-------- Material provided --------

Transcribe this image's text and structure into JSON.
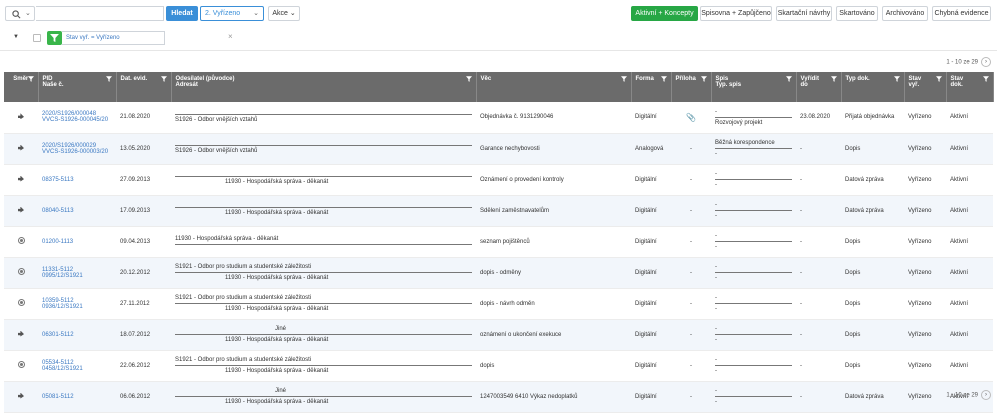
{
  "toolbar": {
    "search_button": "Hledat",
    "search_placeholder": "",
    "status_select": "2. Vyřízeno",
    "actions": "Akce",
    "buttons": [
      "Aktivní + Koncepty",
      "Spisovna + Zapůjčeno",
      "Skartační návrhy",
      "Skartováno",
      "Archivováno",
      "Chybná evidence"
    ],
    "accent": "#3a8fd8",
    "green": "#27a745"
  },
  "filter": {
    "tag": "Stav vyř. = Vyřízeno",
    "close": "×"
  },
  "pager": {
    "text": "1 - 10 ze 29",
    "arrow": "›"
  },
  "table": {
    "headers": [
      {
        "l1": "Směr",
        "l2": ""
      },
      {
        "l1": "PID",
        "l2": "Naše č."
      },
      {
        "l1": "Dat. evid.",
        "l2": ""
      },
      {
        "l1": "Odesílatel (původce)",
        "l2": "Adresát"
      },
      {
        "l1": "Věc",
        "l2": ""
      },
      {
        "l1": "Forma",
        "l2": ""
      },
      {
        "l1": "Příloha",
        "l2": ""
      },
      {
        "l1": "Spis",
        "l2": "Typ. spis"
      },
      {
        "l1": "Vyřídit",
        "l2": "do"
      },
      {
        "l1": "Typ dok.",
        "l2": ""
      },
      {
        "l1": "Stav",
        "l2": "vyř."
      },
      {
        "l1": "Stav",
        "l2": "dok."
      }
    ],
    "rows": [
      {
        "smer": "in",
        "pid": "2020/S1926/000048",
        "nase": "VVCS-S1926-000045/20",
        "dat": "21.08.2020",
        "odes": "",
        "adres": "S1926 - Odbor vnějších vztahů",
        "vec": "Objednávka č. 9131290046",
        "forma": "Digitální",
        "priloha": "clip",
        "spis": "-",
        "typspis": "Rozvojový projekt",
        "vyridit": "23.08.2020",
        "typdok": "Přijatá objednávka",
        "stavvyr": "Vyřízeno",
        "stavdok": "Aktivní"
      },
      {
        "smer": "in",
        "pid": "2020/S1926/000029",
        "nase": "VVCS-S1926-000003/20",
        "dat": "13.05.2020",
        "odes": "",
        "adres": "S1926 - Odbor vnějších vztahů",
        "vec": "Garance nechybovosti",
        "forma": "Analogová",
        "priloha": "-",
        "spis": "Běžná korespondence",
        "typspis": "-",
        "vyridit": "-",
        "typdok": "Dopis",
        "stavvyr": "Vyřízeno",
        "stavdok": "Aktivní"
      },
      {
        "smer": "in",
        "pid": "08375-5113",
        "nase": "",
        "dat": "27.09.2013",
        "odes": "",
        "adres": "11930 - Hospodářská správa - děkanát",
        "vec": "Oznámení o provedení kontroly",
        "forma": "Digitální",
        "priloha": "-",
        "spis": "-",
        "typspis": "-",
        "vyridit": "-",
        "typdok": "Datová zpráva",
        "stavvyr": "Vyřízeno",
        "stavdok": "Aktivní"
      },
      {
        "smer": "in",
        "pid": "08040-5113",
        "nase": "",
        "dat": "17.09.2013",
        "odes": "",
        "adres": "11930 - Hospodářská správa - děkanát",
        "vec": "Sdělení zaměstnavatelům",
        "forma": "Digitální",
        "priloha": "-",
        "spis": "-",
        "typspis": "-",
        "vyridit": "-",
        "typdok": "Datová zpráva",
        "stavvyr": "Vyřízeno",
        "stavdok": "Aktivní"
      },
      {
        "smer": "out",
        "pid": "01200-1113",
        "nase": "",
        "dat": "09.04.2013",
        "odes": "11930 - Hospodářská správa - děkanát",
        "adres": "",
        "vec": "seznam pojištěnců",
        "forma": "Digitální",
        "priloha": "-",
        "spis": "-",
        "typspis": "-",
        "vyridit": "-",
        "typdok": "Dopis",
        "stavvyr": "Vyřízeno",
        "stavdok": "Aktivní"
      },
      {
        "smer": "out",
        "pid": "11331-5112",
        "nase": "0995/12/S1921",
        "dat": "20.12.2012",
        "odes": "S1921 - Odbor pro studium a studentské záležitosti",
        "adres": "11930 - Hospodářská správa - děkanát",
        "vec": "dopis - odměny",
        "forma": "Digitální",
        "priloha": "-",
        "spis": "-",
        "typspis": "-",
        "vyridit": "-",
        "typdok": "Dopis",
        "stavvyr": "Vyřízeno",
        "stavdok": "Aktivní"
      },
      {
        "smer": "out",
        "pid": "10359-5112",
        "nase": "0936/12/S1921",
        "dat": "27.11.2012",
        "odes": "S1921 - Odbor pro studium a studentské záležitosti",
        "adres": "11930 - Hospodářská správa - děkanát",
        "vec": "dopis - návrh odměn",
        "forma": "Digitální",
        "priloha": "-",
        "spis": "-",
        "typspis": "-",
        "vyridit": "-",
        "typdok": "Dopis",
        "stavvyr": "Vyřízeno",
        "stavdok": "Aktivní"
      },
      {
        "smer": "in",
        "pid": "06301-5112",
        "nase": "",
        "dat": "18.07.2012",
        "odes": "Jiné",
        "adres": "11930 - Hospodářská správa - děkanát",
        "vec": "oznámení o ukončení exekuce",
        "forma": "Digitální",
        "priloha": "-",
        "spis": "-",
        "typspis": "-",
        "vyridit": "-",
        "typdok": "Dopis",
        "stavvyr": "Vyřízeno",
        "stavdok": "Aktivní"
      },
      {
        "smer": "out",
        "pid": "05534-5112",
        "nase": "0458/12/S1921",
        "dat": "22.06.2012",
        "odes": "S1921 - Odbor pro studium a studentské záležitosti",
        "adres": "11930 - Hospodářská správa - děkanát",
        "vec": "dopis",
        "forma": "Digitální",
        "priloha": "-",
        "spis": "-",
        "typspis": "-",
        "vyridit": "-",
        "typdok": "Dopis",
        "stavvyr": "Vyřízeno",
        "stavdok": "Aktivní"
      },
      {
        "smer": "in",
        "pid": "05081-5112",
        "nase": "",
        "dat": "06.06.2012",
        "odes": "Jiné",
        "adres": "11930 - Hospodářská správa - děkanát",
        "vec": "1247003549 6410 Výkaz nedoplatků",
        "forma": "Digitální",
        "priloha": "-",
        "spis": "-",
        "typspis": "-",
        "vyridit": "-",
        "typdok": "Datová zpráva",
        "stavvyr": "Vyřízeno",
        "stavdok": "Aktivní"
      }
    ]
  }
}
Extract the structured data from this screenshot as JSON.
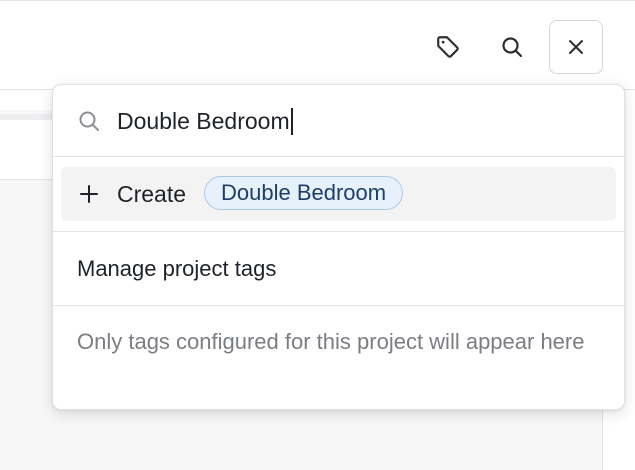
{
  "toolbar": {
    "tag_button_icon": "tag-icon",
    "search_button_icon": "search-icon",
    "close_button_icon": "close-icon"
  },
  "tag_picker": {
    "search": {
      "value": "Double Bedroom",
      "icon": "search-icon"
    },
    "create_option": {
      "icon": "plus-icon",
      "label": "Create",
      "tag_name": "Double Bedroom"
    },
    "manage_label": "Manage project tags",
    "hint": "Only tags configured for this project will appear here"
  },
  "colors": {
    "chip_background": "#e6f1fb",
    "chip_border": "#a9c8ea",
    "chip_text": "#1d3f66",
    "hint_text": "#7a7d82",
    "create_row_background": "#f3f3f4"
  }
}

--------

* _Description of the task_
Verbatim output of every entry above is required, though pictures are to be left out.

* _Answer for the task_
Transcribe this image's text and structure into JSON.
{
  "toolbar": {
    "search_button": "Hledat",
    "search_placeholder": "",
    "status_select": "2. Vyřízeno",
    "actions": "Akce",
    "buttons": [
      "Aktivní + Koncepty",
      "Spisovna + Zapůjčeno",
      "Skartační návrhy",
      "Skartováno",
      "Archivováno",
      "Chybná evidence"
    ],
    "accent": "#3a8fd8",
    "green": "#27a745"
  },
  "filter": {
    "tag": "Stav vyř. = Vyřízeno",
    "close": "×"
  },
  "pager": {
    "text": "1 - 10 ze 29",
    "arrow": "›"
  },
  "table": {
    "headers": [
      {
        "l1": "Směr",
        "l2": ""
      },
      {
        "l1": "PID",
        "l2": "Naše č."
      },
      {
        "l1": "Dat. evid.",
        "l2": ""
      },
      {
        "l1": "Odesílatel (původce)",
        "l2": "Adresát"
      },
      {
        "l1": "Věc",
        "l2": ""
      },
      {
        "l1": "Forma",
        "l2": ""
      },
      {
        "l1": "Příloha",
        "l2": ""
      },
      {
        "l1": "Spis",
        "l2": "Typ. spis"
      },
      {
        "l1": "Vyřídit",
        "l2": "do"
      },
      {
        "l1": "Typ dok.",
        "l2": ""
      },
      {
        "l1": "Stav",
        "l2": "vyř."
      },
      {
        "l1": "Stav",
        "l2": "dok."
      }
    ],
    "rows": [
      {
        "smer": "in",
        "pid": "2020/S1926/000048",
        "nase": "VVCS-S1926-000045/20",
        "dat": "21.08.2020",
        "odes": "",
        "adres": "S1926 - Odbor vnějších vztahů",
        "vec": "Objednávka č. 9131290046",
        "forma": "Digitální",
        "priloha": "clip",
        "spis": "-",
        "typspis": "Rozvojový projekt",
        "vyridit": "23.08.2020",
        "typdok": "Přijatá objednávka",
        "stavvyr": "Vyřízeno",
        "stavdok": "Aktivní"
      },
      {
        "smer": "in",
        "pid": "2020/S1926/000029",
        "nase": "VVCS-S1926-000003/20",
        "dat": "13.05.2020",
        "odes": "",
        "adres": "S1926 - Odbor vnějších vztahů",
        "vec": "Garance nechybovosti",
        "forma": "Analogová",
        "priloha": "-",
        "spis": "Běžná korespondence",
        "typspis": "-",
        "vyridit": "-",
        "typdok": "Dopis",
        "stavvyr": "Vyřízeno",
        "stavdok": "Aktivní"
      },
      {
        "smer": "in",
        "pid": "08375-5113",
        "nase": "",
        "dat": "27.09.2013",
        "odes": "",
        "adres": "11930 - Hospodářská správa - děkanát",
        "vec": "Oznámení o provedení kontroly",
        "forma": "Digitální",
        "priloha": "-",
        "spis": "-",
        "typspis": "-",
        "vyridit": "-",
        "typdok": "Datová zpráva",
        "stavvyr": "Vyřízeno",
        "stavdok": "Aktivní"
      },
      {
        "smer": "in",
        "pid": "08040-5113",
        "nase": "",
        "dat": "17.09.2013",
        "odes": "",
        "adres": "11930 - Hospodářská správa - děkanát",
        "vec": "Sdělení zaměstnavatelům",
        "forma": "Digitální",
        "priloha": "-",
        "spis": "-",
        "typspis": "-",
        "vyridit": "-",
        "typdok": "Datová zpráva",
        "stavvyr": "Vyřízeno",
        "stavdok": "Aktivní"
      },
      {
        "smer": "out",
        "pid": "01200-1113",
        "nase": "",
        "dat": "09.04.2013",
        "odes": "11930 - Hospodářská správa - děkanát",
        "adres": "",
        "vec": "seznam pojištěnců",
        "forma": "Digitální",
        "priloha": "-",
        "spis": "-",
        "typspis": "-",
        "vyridit": "-",
        "typdok": "Dopis",
        "stavvyr": "Vyřízeno",
        "stavdok": "Aktivní"
      },
      {
        "smer": "out",
        "pid": "11331-5112",
        "nase": "0995/12/S1921",
        "dat": "20.12.2012",
        "odes": "S1921 - Odbor pro studium a studentské záležitosti",
        "adres": "11930 - Hospodářská správa - děkanát",
        "vec": "dopis - odměny",
        "forma": "Digitální",
        "priloha": "-",
        "spis": "-",
        "typspis": "-",
        "vyridit": "-",
        "typdok": "Dopis",
        "stavvyr": "Vyřízeno",
        "stavdok": "Aktivní"
      },
      {
        "smer": "out",
        "pid": "10359-5112",
        "nase": "0936/12/S1921",
        "dat": "27.11.2012",
        "odes": "S1921 - Odbor pro studium a studentské záležitosti",
        "adres": "11930 - Hospodářská správa - děkanát",
        "vec": "dopis - návrh odměn",
        "forma": "Digitální",
        "priloha": "-",
        "spis": "-",
        "typspis": "-",
        "vyridit": "-",
        "typdok": "Dopis",
        "stavvyr": "Vyřízeno",
        "stavdok": "Aktivní"
      },
      {
        "smer": "in",
        "pid": "06301-5112",
        "nase": "",
        "dat": "18.07.2012",
        "odes": "Jiné",
        "adres": "11930 - Hospodářská správa - děkanát",
        "vec": "oznámení o ukončení exekuce",
        "forma": "Digitální",
        "priloha": "-",
        "spis": "-",
        "typspis": "-",
        "vyridit": "-",
        "typdok": "Dopis",
        "stavvyr": "Vyřízeno",
        "stavdok": "Aktivní"
      },
      {
        "smer": "out",
        "pid": "05534-5112",
        "nase": "0458/12/S1921",
        "dat": "22.06.2012",
        "odes": "S1921 - Odbor pro studium a studentské záležitosti",
        "adres": "11930 - Hospodářská správa - děkanát",
        "vec": "dopis",
        "forma": "Digitální",
        "priloha": "-",
        "spis": "-",
        "typspis": "-",
        "vyridit": "-",
        "typdok": "Dopis",
        "stavvyr": "Vyřízeno",
        "stavdok": "Aktivní"
      },
      {
        "smer": "in",
        "pid": "05081-5112",
        "nase": "",
        "dat": "06.06.2012",
        "odes": "Jiné",
        "adres": "11930 - Hospodářská správa - děkanát",
        "vec": "1247003549 6410 Výkaz nedoplatků",
        "forma": "Digitální",
        "priloha": "-",
        "spis": "-",
        "typspis": "-",
        "vyridit": "-",
        "typdok": "Datová zpráva",
        "stavvyr": "Vyřízeno",
        "stavdok": "Aktivní"
      }
    ]
  }
}
Extract the structured data from this screenshot as JSON.
{
  "toolbar": {
    "tag_button_icon": "tag-icon",
    "search_button_icon": "search-icon",
    "close_button_icon": "close-icon"
  },
  "tag_picker": {
    "search": {
      "value": "Double Bedroom",
      "icon": "search-icon"
    },
    "create_option": {
      "icon": "plus-icon",
      "label": "Create",
      "tag_name": "Double Bedroom"
    },
    "manage_label": "Manage project tags",
    "hint": "Only tags configured for this project will appear here"
  },
  "colors": {
    "chip_background": "#e6f1fb",
    "chip_border": "#a9c8ea",
    "chip_text": "#1d3f66",
    "hint_text": "#7a7d82",
    "create_row_background": "#f3f3f4"
  }
}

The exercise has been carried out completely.